### Task description
Each record below must be returned exactly as shown.

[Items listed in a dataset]
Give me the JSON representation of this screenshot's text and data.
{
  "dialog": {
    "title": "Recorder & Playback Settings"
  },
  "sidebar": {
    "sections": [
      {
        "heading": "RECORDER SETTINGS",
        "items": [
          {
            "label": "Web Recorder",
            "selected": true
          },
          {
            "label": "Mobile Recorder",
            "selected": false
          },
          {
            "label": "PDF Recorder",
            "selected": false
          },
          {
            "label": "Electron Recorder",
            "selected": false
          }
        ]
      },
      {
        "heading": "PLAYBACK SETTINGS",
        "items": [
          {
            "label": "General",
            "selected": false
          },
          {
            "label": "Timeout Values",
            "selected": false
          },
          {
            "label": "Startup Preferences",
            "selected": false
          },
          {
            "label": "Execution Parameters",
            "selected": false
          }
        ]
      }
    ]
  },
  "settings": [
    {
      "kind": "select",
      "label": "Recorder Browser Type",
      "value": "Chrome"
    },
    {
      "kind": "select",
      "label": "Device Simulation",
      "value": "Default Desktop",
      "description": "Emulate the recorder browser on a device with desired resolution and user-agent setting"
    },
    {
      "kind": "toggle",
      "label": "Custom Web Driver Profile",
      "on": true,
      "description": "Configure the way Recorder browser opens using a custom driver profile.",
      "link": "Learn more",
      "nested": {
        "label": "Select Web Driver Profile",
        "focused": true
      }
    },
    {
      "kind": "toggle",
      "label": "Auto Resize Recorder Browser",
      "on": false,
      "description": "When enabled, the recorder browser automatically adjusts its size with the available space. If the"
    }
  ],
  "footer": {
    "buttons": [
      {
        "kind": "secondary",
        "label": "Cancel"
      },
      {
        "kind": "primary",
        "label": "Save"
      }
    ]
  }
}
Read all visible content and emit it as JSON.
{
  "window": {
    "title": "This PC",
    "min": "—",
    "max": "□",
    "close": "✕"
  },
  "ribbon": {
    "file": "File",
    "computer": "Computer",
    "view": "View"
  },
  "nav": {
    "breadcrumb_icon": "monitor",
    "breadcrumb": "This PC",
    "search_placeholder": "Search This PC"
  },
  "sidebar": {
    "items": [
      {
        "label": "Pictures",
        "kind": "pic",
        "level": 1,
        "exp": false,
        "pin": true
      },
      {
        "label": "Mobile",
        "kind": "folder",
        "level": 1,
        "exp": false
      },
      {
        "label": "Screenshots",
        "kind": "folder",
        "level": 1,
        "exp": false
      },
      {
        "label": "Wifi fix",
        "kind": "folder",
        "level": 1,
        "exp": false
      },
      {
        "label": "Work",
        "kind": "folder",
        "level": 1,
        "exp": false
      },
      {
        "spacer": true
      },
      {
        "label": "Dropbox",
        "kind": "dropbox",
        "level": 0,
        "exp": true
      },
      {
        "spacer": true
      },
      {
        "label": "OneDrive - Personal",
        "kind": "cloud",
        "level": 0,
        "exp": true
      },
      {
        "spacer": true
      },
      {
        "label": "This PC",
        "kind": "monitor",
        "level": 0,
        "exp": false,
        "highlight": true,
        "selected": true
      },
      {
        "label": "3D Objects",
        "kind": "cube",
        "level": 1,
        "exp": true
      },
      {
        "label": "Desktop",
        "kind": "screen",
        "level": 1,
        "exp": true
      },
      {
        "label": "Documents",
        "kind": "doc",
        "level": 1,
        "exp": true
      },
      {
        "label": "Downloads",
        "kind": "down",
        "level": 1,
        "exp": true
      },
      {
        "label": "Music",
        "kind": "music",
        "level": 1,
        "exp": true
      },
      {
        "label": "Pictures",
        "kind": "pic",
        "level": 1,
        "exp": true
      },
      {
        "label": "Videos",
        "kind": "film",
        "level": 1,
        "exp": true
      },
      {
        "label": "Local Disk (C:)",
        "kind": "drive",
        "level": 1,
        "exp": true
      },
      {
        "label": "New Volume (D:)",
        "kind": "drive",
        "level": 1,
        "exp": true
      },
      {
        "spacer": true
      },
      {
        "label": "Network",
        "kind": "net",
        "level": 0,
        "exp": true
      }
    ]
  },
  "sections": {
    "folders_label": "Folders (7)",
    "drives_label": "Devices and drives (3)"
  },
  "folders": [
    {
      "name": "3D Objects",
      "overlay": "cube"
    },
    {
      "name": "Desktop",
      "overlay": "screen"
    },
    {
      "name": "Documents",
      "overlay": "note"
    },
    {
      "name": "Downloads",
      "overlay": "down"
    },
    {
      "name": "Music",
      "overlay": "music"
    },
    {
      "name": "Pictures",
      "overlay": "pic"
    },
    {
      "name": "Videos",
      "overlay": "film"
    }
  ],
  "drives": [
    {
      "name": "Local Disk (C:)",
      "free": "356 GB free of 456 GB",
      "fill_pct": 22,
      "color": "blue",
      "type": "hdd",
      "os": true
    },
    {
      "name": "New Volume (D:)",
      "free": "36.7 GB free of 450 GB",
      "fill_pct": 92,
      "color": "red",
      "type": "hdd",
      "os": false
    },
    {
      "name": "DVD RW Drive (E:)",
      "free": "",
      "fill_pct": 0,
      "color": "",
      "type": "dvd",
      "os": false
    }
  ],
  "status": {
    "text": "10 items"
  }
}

### Response to this exercise
Give me the JSON representation of this screenshot's text and data.
{
  "dialog": {
    "title": "Recorder & Playback Settings"
  },
  "sidebar": {
    "sections": [
      {
        "heading": "RECORDER SETTINGS",
        "items": [
          {
            "label": "Web Recorder",
            "selected": true
          },
          {
            "label": "Mobile Recorder",
            "selected": false
          },
          {
            "label": "PDF Recorder",
            "selected": false
          },
          {
            "label": "Electron Recorder",
            "selected": false
          }
        ]
      },
      {
        "heading": "PLAYBACK SETTINGS",
        "items": [
          {
            "label": "General",
            "selected": false
          },
          {
            "label": "Timeout Values",
            "selected": false
          },
          {
            "label": "Startup Preferences",
            "selected": false
          },
          {
            "label": "Execution Parameters",
            "selected": false
          }
        ]
      }
    ]
  },
  "settings": [
    {
      "kind": "select",
      "label": "Recorder Browser Type",
      "value": "Chrome"
    },
    {
      "kind": "select",
      "label": "Device Simulation",
      "value": "Default Desktop",
      "description": "Emulate the recorder browser on a device with desired resolution and user-agent setting"
    },
    {
      "kind": "toggle",
      "label": "Custom Web Driver Profile",
      "on": true,
      "description": "Configure the way Recorder browser opens using a custom driver profile.",
      "link": "Learn more",
      "nested": {
        "label": "Select Web Driver Profile",
        "focused": true
      }
    },
    {
      "kind": "toggle",
      "label": "Auto Resize Recorder Browser",
      "on": false,
      "description": "When enabled, the recorder browser automatically adjusts its size with the available space. If the"
    }
  ],
  "footer": {
    "buttons": [
      {
        "kind": "secondary",
        "label": "Cancel"
      },
      {
        "kind": "primary",
        "label": "Save"
      }
    ]
  }
}
Read all visible content and emit it as JSON.
{
  "window": {
    "title": "This PC",
    "min": "—",
    "max": "□",
    "close": "✕"
  },
  "ribbon": {
    "file": "File",
    "computer": "Computer",
    "view": "View"
  },
  "nav": {
    "breadcrumb_icon": "monitor",
    "breadcrumb": "This PC",
    "search_placeholder": "Search This PC"
  },
  "sidebar": {
    "items": [
      {
        "label": "Pictures",
        "kind": "pic",
        "level": 1,
        "exp": false,
        "pin": true
      },
      {
        "label": "Mobile",
        "kind": "folder",
        "level": 1,
        "exp": false
      },
      {
        "label": "Screenshots",
        "kind": "folder",
        "level": 1,
        "exp": false
      },
      {
        "label": "Wifi fix",
        "kind": "folder",
        "level": 1,
        "exp": false
      },
      {
        "label": "Work",
        "kind": "folder",
        "level": 1,
        "exp": false
      },
      {
        "spacer": true
      },
      {
        "label": "Dropbox",
        "kind": "dropbox",
        "level": 0,
        "exp": true
      },
      {
        "spacer": true
      },
      {
        "label": "OneDrive - Personal",
        "kind": "cloud",
        "level": 0,
        "exp": true
      },
      {
        "spacer": true
      },
      {
        "label": "This PC",
        "kind": "monitor",
        "level": 0,
        "exp": false,
        "highlight": true,
        "selected": true
      },
      {
        "label": "3D Objects",
        "kind": "cube",
        "level": 1,
        "exp": true
      },
      {
        "label": "Desktop",
        "kind": "screen",
        "level": 1,
        "exp": true
      },
      {
        "label": "Documents",
        "kind": "doc",
        "level": 1,
        "exp": true
      },
      {
        "label": "Downloads",
        "kind": "down",
        "level": 1,
        "exp": true
      },
      {
        "label": "Music",
        "kind": "music",
        "level": 1,
        "exp": true
      },
      {
        "label": "Pictures",
        "kind": "pic",
        "level": 1,
        "exp": true
      },
      {
        "label": "Videos",
        "kind": "film",
        "level": 1,
        "exp": true
      },
      {
        "label": "Local Disk (C:)",
        "kind": "drive",
        "level": 1,
        "exp": true
      },
      {
        "label": "New Volume (D:)",
        "kind": "drive",
        "level": 1,
        "exp": true
      },
      {
        "spacer": true
      },
      {
        "label": "Network",
        "kind": "net",
        "level": 0,
        "exp": true
      }
    ]
  },
  "sections": {
    "folders_label": "Folders (7)",
    "drives_label": "Devices and drives (3)"
  },
  "folders": [
    {
      "name": "3D Objects",
      "overlay": "cube"
    },
    {
      "name": "Desktop",
      "overlay": "screen"
    },
    {
      "name": "Documents",
      "overlay": "note"
    },
    {
      "name": "Downloads",
      "overlay": "down"
    },
    {
      "name": "Music",
      "overlay": "music"
    },
    {
      "name": "Pictures",
      "overlay": "pic"
    },
    {
      "name": "Videos",
      "overlay": "film"
    }
  ],
  "drives": [
    {
      "name": "Local Disk (C:)",
      "free": "356 GB free of 456 GB",
      "fill_pct": 22,
      "color": "blue",
      "type": "hdd",
      "os": true
    },
    {
      "name": "New Volume (D:)",
      "free": "36.7 GB free of 450 GB",
      "fill_pct": 92,
      "color": "red",
      "type": "hdd",
      "os": false
    },
    {
      "name": "DVD RW Drive (E:)",
      "free": "",
      "fill_pct": 0,
      "color": "",
      "type": "dvd",
      "os": false
    }
  ],
  "status": {
    "text": "10 items"
  }
}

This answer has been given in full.